*Note: We received this book from the publisher in exchange for an honest review.
(First posted on Goodreads on 4th November, having read the book on October 29th)
I’ve been really delayed in writing my review for this seeing as I finished it at the end of last week, but I was hoping that if I left in for long enough and I mulled over ‘Goodbye, Perfect’ I’d love it as much as I did Sara Barnard’s other books. Unfortunately, that’s not the case. (Hence why the rating in the featured image and the actual review are different – I had to be more honest with how I felt about the book, and not just be lenient with my rating because I loved Sara’s previous two books.)
I knew nothing about the plot before I started reading, which was definitely a good thing because if I’d have known it was about a student-teacher relationship, I probably wouldn’t have picked it up – not matter who wrote it. That relationship is one of my most hated buzzwords.

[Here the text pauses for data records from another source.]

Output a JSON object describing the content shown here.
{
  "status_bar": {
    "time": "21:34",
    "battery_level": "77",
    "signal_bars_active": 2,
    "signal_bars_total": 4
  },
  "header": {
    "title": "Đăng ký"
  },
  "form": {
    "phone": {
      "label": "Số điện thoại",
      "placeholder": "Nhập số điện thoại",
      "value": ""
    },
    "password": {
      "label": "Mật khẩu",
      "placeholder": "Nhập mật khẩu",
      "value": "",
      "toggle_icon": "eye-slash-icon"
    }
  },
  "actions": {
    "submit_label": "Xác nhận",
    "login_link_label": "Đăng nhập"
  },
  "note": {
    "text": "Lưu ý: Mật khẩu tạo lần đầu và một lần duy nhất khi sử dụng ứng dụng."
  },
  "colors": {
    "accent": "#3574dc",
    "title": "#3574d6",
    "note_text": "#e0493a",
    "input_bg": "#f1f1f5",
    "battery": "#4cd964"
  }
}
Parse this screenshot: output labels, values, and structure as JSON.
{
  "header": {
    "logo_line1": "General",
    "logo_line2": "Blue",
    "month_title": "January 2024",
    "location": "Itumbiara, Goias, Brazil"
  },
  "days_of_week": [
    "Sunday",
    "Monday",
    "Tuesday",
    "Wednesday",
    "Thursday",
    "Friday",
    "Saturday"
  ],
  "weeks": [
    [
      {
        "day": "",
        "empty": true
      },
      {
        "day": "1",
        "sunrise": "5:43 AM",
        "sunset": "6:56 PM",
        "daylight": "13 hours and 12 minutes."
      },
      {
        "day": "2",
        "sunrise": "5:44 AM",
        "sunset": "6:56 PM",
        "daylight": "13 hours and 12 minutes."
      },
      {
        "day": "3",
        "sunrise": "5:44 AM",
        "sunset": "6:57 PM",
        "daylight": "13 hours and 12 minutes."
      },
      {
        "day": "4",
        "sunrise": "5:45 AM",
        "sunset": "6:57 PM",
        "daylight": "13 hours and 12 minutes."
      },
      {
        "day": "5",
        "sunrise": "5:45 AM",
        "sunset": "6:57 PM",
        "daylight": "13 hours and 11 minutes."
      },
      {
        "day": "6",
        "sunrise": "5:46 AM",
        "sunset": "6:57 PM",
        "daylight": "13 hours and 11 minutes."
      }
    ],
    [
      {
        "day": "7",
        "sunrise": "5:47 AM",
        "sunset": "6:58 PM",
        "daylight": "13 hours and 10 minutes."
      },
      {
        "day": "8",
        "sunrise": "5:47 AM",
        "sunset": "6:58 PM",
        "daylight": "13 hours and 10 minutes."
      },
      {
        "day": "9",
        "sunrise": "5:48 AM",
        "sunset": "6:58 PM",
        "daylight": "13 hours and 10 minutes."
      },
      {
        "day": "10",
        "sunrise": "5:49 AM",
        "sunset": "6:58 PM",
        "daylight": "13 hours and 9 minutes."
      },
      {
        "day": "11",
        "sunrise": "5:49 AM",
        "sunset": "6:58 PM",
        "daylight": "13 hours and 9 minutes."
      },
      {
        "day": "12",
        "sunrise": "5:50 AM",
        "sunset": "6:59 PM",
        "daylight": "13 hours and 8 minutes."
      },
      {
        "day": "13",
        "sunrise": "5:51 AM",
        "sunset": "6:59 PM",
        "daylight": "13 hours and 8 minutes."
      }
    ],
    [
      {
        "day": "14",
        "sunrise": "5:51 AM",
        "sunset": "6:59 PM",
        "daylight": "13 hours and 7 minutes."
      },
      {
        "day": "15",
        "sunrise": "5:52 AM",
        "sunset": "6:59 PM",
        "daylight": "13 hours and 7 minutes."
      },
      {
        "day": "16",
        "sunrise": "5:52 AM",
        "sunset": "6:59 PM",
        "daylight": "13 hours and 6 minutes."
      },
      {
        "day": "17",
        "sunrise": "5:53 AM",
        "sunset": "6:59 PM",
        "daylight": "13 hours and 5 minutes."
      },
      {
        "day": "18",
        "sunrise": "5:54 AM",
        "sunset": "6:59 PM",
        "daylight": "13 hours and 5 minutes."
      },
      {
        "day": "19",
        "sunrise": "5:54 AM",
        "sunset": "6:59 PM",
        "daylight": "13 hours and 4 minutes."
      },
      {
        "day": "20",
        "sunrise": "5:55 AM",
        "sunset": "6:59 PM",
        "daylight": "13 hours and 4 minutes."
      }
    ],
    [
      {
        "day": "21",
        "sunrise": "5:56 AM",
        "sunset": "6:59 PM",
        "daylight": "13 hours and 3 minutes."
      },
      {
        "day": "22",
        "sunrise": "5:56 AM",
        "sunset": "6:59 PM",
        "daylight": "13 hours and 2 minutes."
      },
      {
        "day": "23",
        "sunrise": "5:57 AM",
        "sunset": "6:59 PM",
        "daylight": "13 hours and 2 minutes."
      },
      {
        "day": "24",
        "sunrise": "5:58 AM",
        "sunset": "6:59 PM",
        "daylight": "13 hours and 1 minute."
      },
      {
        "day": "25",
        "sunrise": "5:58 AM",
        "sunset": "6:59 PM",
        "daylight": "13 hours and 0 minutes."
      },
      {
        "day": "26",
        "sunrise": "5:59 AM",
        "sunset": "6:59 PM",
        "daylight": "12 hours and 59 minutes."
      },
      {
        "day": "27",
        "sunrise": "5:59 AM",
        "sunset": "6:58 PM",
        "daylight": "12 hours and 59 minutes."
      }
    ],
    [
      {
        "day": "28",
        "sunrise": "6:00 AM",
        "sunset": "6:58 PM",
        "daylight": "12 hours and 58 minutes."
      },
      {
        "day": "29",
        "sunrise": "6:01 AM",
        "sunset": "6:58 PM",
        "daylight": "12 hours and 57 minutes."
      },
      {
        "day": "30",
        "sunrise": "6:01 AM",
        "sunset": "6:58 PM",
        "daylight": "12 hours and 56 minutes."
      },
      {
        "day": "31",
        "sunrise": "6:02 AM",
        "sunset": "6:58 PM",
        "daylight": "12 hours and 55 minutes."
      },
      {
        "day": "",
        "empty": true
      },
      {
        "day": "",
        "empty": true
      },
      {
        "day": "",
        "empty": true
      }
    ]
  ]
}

Luckily, it’s from the perspective of the girl who’s best friend is groomed, delusional and ‘in love’ with her music teacher, which made it more manageable and definitely had me questioning the strength of loyalty in the face of a criminal offence.
My opinion was very firm. Even if Bonnie is Eden’s best friend, she doesn’t know how much danger she’s in so Eden needed to tell the police everything. And while I was sympathetic to the difficult situation Eden was in for the first fifty pages, I couldn’t deal with the same thought processes throughout the whole book. How this book managed to feel so long winded (slow paced and – dare I say it? – dull) at just over 300 pages is beyond me.
The saving grace of the book for me was Eden’s relationship with Valerie, her older sister that she struggled to bond with when she was first adopted, and Eden’s boyfriend Connor who was just an all around great guy. (Having a character in YA be in a committed relationship before the book began and NOT have any drama surrounding that relationship during the narrative was so refreshing!) These characters were both most prominent in the last fifty pages of the book where things started to get interesting for the first time.
Another thing that kept me reading despite feeling like I wasn’t getting enough out of the story was the newspaper inserts and text message exchanges. I was just waiting for what ridiculously warped thing Bonnie was going to say about how happy she was to be with Jack (ugh.) I love that multi-media is becoming more and more prominent in YA, at least!
There were also a lot of things happening in the background of this story that were super interesting but not developed enough for me. For example, Eden’s little sister Daisy and her descent into being a young troublemaker/following the path of Eden from years ago. Or the fact that Connor was a young carer for his mother. Or the relationship Eden had with her birth mother. Or Eden’s identity as biracial (with a Brazilian father). All of these things could have added a little zest to a story that was too consumed by Bonnie running away.
Also, (rant incoming) I’m never a fan of narratives that make a straight-A student/generally ‘good’ girl feel like she’s missing out on the ‘teenage experience’ (which doesn’t exist!) Being a teenager isn’t a check list of underage drinking and disrespecting your authority figures. I was told this way too much by people in secondary school that made fun of me thinking a nice evening consisted of watching Call the Midwife and knitting. Just because Bonnie cared about her exam results, that doesn’t make her boring or not worthy of her story being told.
Overall, this book gets 2.5 stars from me and I’m beyond disappointed that I can’t call this Sara Barnard’s best book yet. But she’s still one of my all-time favourite YA authors and I’ll just keep my fingers crossed that her next book is more my thing.